Tuesday, 9 October 2007

Facebook - the new desktop?

Probably not, but you'll forgive me my woolly thinking as I'm still jet-lagged from my umpteen hour flight from Peru (holiday, not work).

Anyhow, Facebook's decision to let anyone develop Facebook applications has led to what seems like a billion lame ideas but one or two rather brilliant ones too (Shakespearean Insult Generator). I think that we as publishers have been slow (or too poor) to take advantage of this opportunity.There's an interesting article in the Online Journalism Review about RSS2Facebook:

RSS2facebook.com offers design, development, installation and hosting of facebook applications that take information directly from your website rss feed and enable users to install your application and display rss feed entries through their profile.
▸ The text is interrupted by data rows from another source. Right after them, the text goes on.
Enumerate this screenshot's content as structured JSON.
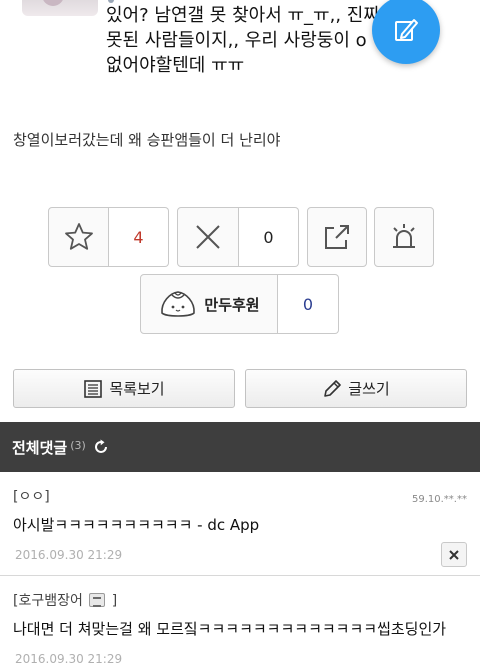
{
  "quote": {
    "lines": [
      "있어? 남연갤 못 찾아서 ㅠ_ㅠ,, 진짜",
      "못된 사람들이지,, 우리 사랑둥이 o",
      "없어야할텐데 ㅠㅠ"
    ]
  },
  "post": {
    "text": "창열이보러갔는데 왜 승판앰들이 더 난리야"
  },
  "reactions": {
    "recommend_count": "4",
    "notrecommend_count": "0",
    "donation_label": "만두후원",
    "donation_count": "0"
  },
  "actions": {
    "list_label": "목록보기",
    "write_label": "글쓰기"
  },
  "comments": {
    "title": "전체댓글",
    "count": "(3)",
    "items": [
      {
        "author": "[ㅇㅇ]",
        "ip": "59.10.**.**",
        "body": "아시발ㅋㅋㅋㅋㅋㅋㅋㅋㅋㅋ - dc App",
        "date": "2016.09.30 21:29"
      },
      {
        "author": "[호구뱀장어",
        "author_suffix": "]",
        "body": "나대면 더 쳐맞는걸 왜 모르짘ㅋㅋㅋㅋㅋㅋㅋㅋㅋㅋㅋㅋㅋ씹초딩인가",
        "date": "2016.09.30 21:29"
      }
    ]
  },
  "colors": {
    "fab": "#2d9df2",
    "recommend_count": "#c0392b",
    "donation_count": "#2c3e91",
    "header_bg": "#3e3e3e"
  }
}
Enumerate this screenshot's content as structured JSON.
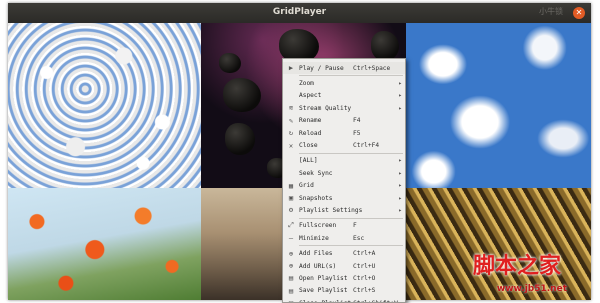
{
  "window": {
    "title": "GridPlayer",
    "close_glyph": "✕",
    "logo_text": "小牛锁"
  },
  "watermark": {
    "text": "脚本之家",
    "url": "www.jb51.net"
  },
  "menu": {
    "groups": [
      [
        {
          "icon": "play-icon",
          "glyph": "▶",
          "label": "Play / Pause",
          "shortcut": "Ctrl+Space",
          "submenu": false
        }
      ],
      [
        {
          "icon": "zoom-icon",
          "glyph": "",
          "label": "Zoom",
          "shortcut": "",
          "submenu": true
        },
        {
          "icon": "aspect-icon",
          "glyph": "",
          "label": "Aspect",
          "shortcut": "",
          "submenu": true
        },
        {
          "icon": "stream-quality-icon",
          "glyph": "≋",
          "label": "Stream Quality",
          "shortcut": "",
          "submenu": true
        },
        {
          "icon": "rename-icon",
          "glyph": "✎",
          "label": "Rename",
          "shortcut": "F4",
          "submenu": false
        },
        {
          "icon": "reload-icon",
          "glyph": "↻",
          "label": "Reload",
          "shortcut": "F5",
          "submenu": false
        },
        {
          "icon": "close-icon",
          "glyph": "✕",
          "label": "Close",
          "shortcut": "Ctrl+F4",
          "submenu": false
        }
      ],
      [
        {
          "icon": "all-icon",
          "glyph": "",
          "label": "[ALL]",
          "shortcut": "",
          "submenu": true
        },
        {
          "icon": "seek-sync-icon",
          "glyph": "",
          "label": "Seek Sync",
          "shortcut": "",
          "submenu": true
        },
        {
          "icon": "grid-icon",
          "glyph": "▦",
          "label": "Grid",
          "shortcut": "",
          "submenu": true
        },
        {
          "icon": "snapshots-icon",
          "glyph": "▣",
          "label": "Snapshots",
          "shortcut": "",
          "submenu": true
        },
        {
          "icon": "playlist-settings-icon",
          "glyph": "⚙",
          "label": "Playlist Settings",
          "shortcut": "",
          "submenu": true
        }
      ],
      [
        {
          "icon": "fullscreen-icon",
          "glyph": "⤢",
          "label": "Fullscreen",
          "shortcut": "F",
          "submenu": false
        },
        {
          "icon": "minimize-icon",
          "glyph": "—",
          "label": "Minimize",
          "shortcut": "Esc",
          "submenu": false
        }
      ],
      [
        {
          "icon": "add-files-icon",
          "glyph": "⊕",
          "label": "Add Files",
          "shortcut": "Ctrl+A",
          "submenu": false
        },
        {
          "icon": "add-url-icon",
          "glyph": "⊕",
          "label": "Add URL(s)",
          "shortcut": "Ctrl+U",
          "submenu": false
        },
        {
          "icon": "open-playlist-icon",
          "glyph": "▤",
          "label": "Open Playlist",
          "shortcut": "Ctrl+O",
          "submenu": false
        },
        {
          "icon": "save-playlist-icon",
          "glyph": "▤",
          "label": "Save Playlist",
          "shortcut": "Ctrl+S",
          "submenu": false
        },
        {
          "icon": "close-playlist-icon",
          "glyph": "▤",
          "label": "Close Playlist",
          "shortcut": "Ctrl+Shift+W",
          "submenu": false
        }
      ]
    ]
  }
}
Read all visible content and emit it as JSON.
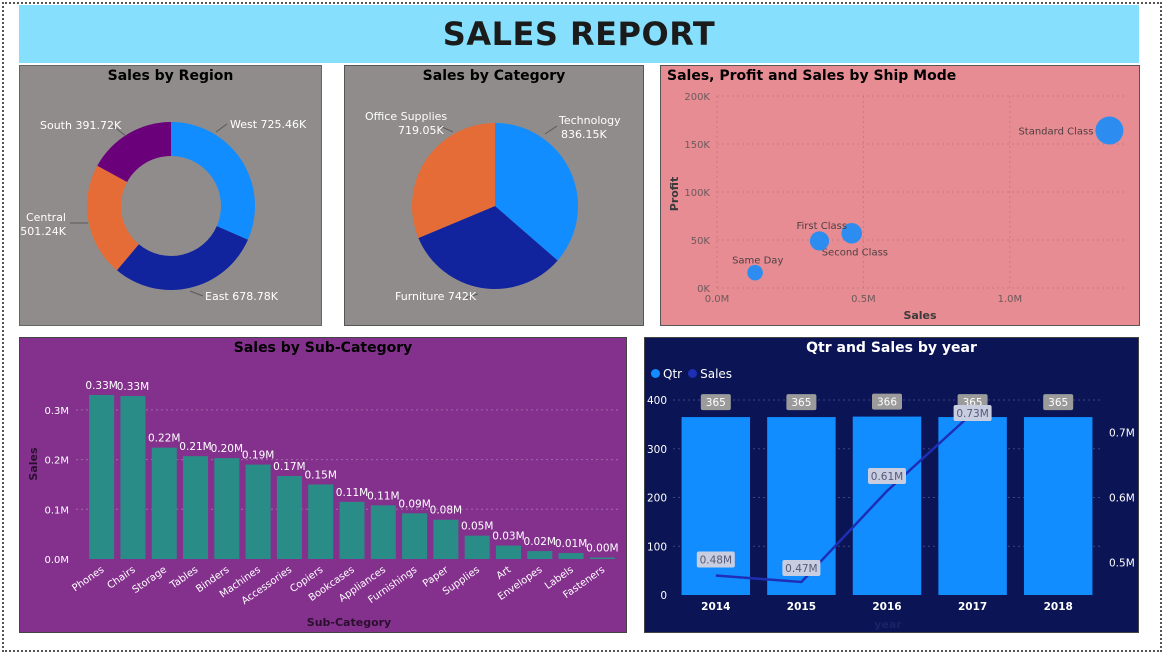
{
  "report": {
    "title": "SALES REPORT"
  },
  "colors": {
    "banner": "#86DFFC",
    "west": "#118DFF",
    "east": "#12239E",
    "central": "#E66C37",
    "south": "#6B007B",
    "bar_teal": "#2A8C86",
    "qtr_bar": "#118DFF",
    "sales_line": "#1F2FB5",
    "scatter_point": "#2D8CF0"
  },
  "chart_data": [
    {
      "id": "region",
      "type": "pie",
      "variant": "donut",
      "title": "Sales by Region",
      "slices": [
        {
          "label": "West",
          "display": "725.46K",
          "value": 725.46
        },
        {
          "label": "East",
          "display": "678.78K",
          "value": 678.78
        },
        {
          "label": "Central",
          "display": "501.24K",
          "value": 501.24
        },
        {
          "label": "South",
          "display": "391.72K",
          "value": 391.72
        }
      ]
    },
    {
      "id": "category",
      "type": "pie",
      "title": "Sales by Category",
      "slices": [
        {
          "label": "Technology",
          "display": "836.15K",
          "value": 836.15
        },
        {
          "label": "Furniture",
          "display": "742K",
          "value": 742
        },
        {
          "label": "Office Supplies",
          "display": "719.05K",
          "value": 719.05
        }
      ]
    },
    {
      "id": "shipmode",
      "type": "scatter",
      "title": "Sales, Profit and Sales by Ship Mode",
      "xlabel": "Sales",
      "ylabel": "Profit",
      "xlim": [
        0,
        1.4
      ],
      "ylim": [
        0,
        200
      ],
      "xticks": [
        "0.0M",
        "0.5M",
        "1.0M"
      ],
      "yticks": [
        "0K",
        "50K",
        "100K",
        "150K",
        "200K"
      ],
      "points": [
        {
          "label": "Standard Class",
          "x": 1.34,
          "y": 164,
          "size": 1.34
        },
        {
          "label": "Second Class",
          "x": 0.46,
          "y": 57,
          "size": 0.46
        },
        {
          "label": "First Class",
          "x": 0.35,
          "y": 49,
          "size": 0.35
        },
        {
          "label": "Same Day",
          "x": 0.13,
          "y": 16,
          "size": 0.13
        }
      ]
    },
    {
      "id": "subcategory",
      "type": "bar",
      "title": "Sales by Sub-Category",
      "xlabel": "Sub-Category",
      "ylabel": "Sales",
      "ylim": [
        0,
        0.33
      ],
      "yticks": [
        "0.0M",
        "0.1M",
        "0.2M",
        "0.3M"
      ],
      "categories": [
        "Phones",
        "Chairs",
        "Storage",
        "Tables",
        "Binders",
        "Machines",
        "Accessories",
        "Copiers",
        "Bookcases",
        "Appliances",
        "Furnishings",
        "Paper",
        "Supplies",
        "Art",
        "Envelopes",
        "Labels",
        "Fasteners"
      ],
      "values": [
        0.33,
        0.328,
        0.224,
        0.207,
        0.203,
        0.19,
        0.167,
        0.15,
        0.115,
        0.108,
        0.092,
        0.079,
        0.047,
        0.027,
        0.016,
        0.012,
        0.003
      ],
      "labels": [
        "0.33M",
        "0.33M",
        "0.22M",
        "0.21M",
        "0.20M",
        "0.19M",
        "0.17M",
        "0.15M",
        "0.11M",
        "0.11M",
        "0.09M",
        "0.08M",
        "0.05M",
        "0.03M",
        "0.02M",
        "0.01M",
        "0.00M"
      ]
    },
    {
      "id": "qtr_year",
      "type": "bar",
      "combo": "bar+line",
      "title": "Qtr and Sales by year",
      "xlabel": "year",
      "legend": [
        "Qtr",
        "Sales"
      ],
      "categories": [
        "2014",
        "2015",
        "2016",
        "2017",
        "2018"
      ],
      "series": [
        {
          "name": "Qtr",
          "type": "bar",
          "values": [
            365,
            365,
            366,
            365,
            365
          ],
          "labels": [
            "365",
            "365",
            "366",
            "365",
            "365"
          ]
        },
        {
          "name": "Sales",
          "type": "line",
          "values": [
            0.48,
            0.47,
            0.61,
            0.73
          ],
          "labels": [
            "0.48M",
            "0.47M",
            "0.61M",
            "0.73M"
          ]
        }
      ],
      "ylim_left": [
        0,
        400
      ],
      "yticks_left": [
        "0",
        "100",
        "200",
        "300",
        "400"
      ],
      "ylim_right": [
        0.45,
        0.75
      ],
      "yticks_right": [
        {
          "label": "0.5M",
          "value": 0.5
        },
        {
          "label": "0.6M",
          "value": 0.6
        },
        {
          "label": "0.7M",
          "value": 0.7
        }
      ]
    }
  ]
}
Not only will this increase return rates from users with the application installed to your site, it will also spread the word to the users’ friends. As friends are normally interested in the same things this can be seen as a form of extremely cheap targeted advertising that has shown much better results than past methods.
For business publishers, the idea that "friends are normally interested in the same things" doesn't really apply except for quite sad people, but it does reinforce the idea that Facebook is very much the new desktop cum super-application - you don't need email, an RSS reader, Flickr etc - you can do it all in one place - Facebook.
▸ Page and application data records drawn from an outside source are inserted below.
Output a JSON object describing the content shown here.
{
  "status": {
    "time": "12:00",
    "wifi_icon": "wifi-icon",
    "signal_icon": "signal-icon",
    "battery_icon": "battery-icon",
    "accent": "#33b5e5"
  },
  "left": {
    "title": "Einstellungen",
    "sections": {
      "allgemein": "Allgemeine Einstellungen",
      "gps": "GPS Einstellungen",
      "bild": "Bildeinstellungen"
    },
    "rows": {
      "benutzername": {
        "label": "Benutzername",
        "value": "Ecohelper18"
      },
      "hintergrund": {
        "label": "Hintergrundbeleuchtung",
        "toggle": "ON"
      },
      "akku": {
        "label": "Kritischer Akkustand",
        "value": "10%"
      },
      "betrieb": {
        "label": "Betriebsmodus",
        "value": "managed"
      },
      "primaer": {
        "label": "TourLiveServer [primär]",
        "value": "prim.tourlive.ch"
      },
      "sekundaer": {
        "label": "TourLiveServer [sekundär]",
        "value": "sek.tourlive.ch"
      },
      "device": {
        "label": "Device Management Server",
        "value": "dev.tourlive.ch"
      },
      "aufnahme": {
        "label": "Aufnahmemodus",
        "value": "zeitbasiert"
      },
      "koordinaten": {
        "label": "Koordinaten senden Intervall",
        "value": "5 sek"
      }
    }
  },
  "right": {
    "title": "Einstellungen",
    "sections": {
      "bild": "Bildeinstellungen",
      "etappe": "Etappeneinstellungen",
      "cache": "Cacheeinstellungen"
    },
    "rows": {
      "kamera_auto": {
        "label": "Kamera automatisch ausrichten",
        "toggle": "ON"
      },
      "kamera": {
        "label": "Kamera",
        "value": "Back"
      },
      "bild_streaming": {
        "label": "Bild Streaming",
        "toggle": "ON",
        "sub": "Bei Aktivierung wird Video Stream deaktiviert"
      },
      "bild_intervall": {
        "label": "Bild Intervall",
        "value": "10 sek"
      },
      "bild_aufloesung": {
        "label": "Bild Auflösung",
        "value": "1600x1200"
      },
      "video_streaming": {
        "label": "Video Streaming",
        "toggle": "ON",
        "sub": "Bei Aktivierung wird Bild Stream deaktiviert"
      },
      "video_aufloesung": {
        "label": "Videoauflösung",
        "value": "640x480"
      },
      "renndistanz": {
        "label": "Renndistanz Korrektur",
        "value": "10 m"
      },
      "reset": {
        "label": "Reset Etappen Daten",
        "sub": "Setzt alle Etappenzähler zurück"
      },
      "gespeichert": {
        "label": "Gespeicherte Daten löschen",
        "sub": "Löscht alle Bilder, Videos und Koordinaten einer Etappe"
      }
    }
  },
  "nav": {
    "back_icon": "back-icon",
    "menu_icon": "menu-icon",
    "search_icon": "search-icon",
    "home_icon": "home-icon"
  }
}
Opening up to third party applications only accelerates the process and one does wonder if it will become somewhat unstoppable.

Now all we need to do is come up with that killer app.

And, by the way, here's an interesting piece on monetising apps.


markcrail said...

I have to admit I find Facebook a bit of a pain to personalise, but I would quite like to be able just to include an RSS feed of things I write for the Employment Intelligence blog. Yes, it's vanity publishing, and yes, most of the limited number of people who see it are probably not going to be that interested; but it strikes me as a reasonable way of promoting our blogs. Can't see a straightforward way of doing it at the minute. Perhaps RBI should work on a widget strategy.

Andrew Orange said...

Hi Mark - you say "vanity" as though that's a bad thing.

Actually, it's very easy to grant your wish on facebook.

I use the "notes" function - you can edit the settings to import from an RSS feed. Check out your colleague Kevin May's profile on Facebook to see his "vanity" at work.

There's also a "Blog Friends" app which does something similar but more complicated.

Andrew Orange said...

S: On the subject of writing apps for facebook there's an article here on a Stanford course which teaches you just that. The article is called "I'm majoring in Facebook, how about you?"